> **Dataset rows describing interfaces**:
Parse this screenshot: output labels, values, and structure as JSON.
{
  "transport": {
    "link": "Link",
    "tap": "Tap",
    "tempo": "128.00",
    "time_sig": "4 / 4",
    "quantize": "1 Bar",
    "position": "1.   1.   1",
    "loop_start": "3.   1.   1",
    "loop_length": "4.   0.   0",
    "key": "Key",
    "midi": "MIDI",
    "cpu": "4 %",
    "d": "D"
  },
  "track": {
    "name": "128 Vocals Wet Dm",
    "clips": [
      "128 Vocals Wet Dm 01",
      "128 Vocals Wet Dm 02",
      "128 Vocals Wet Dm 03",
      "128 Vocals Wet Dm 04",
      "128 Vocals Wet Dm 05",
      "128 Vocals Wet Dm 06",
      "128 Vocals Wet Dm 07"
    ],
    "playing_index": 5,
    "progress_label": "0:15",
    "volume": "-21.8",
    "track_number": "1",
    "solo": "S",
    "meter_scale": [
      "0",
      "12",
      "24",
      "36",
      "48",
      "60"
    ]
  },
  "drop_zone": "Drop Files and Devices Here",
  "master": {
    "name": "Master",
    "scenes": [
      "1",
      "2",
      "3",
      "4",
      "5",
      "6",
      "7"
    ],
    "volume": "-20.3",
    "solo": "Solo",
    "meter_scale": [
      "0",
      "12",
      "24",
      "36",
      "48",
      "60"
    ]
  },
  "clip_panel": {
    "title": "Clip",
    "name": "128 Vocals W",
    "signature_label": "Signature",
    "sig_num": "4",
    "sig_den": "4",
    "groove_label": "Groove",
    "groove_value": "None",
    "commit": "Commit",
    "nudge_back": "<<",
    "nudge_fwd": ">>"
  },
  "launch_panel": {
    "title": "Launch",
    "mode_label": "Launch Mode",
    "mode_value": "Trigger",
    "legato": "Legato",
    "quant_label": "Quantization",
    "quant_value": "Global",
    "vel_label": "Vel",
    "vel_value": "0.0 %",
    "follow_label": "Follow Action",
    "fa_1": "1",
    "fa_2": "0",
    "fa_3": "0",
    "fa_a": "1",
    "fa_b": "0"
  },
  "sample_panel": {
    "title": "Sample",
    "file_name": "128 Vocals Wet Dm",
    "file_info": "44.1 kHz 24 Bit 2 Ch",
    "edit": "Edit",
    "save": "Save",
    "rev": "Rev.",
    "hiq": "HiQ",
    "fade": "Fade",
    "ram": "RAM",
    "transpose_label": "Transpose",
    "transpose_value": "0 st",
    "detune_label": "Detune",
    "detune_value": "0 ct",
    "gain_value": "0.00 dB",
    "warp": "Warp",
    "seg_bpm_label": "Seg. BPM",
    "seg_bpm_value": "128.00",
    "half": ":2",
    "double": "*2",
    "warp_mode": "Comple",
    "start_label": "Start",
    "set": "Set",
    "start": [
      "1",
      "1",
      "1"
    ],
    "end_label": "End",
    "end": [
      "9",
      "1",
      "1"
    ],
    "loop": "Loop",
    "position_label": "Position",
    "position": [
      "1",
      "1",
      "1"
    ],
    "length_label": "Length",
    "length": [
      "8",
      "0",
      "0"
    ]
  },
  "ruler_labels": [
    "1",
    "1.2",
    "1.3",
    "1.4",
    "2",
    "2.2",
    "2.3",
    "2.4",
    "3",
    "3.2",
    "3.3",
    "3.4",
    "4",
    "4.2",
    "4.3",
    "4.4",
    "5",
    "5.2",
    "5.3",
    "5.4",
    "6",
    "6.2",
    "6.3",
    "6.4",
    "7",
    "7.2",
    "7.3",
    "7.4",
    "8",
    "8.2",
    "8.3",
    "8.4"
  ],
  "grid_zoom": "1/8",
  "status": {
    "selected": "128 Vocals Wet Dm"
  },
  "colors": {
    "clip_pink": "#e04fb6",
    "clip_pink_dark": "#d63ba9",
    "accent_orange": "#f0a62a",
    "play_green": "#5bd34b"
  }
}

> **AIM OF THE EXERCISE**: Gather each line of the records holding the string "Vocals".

> **OUTPUT FOR THIS TASK**:
    "name": "128 Vocals Wet Dm",
      "128 Vocals Wet Dm 01",
      "128 Vocals Wet Dm 02",
      "128 Vocals Wet Dm 03",
      "128 Vocals Wet Dm 04",
      "128 Vocals Wet Dm 05",
      "128 Vocals Wet Dm 06",
      "128 Vocals Wet Dm 07"
    "name": "128 Vocals W",
    "file_name": "128 Vocals Wet Dm",
    "selected": "128 Vocals Wet Dm"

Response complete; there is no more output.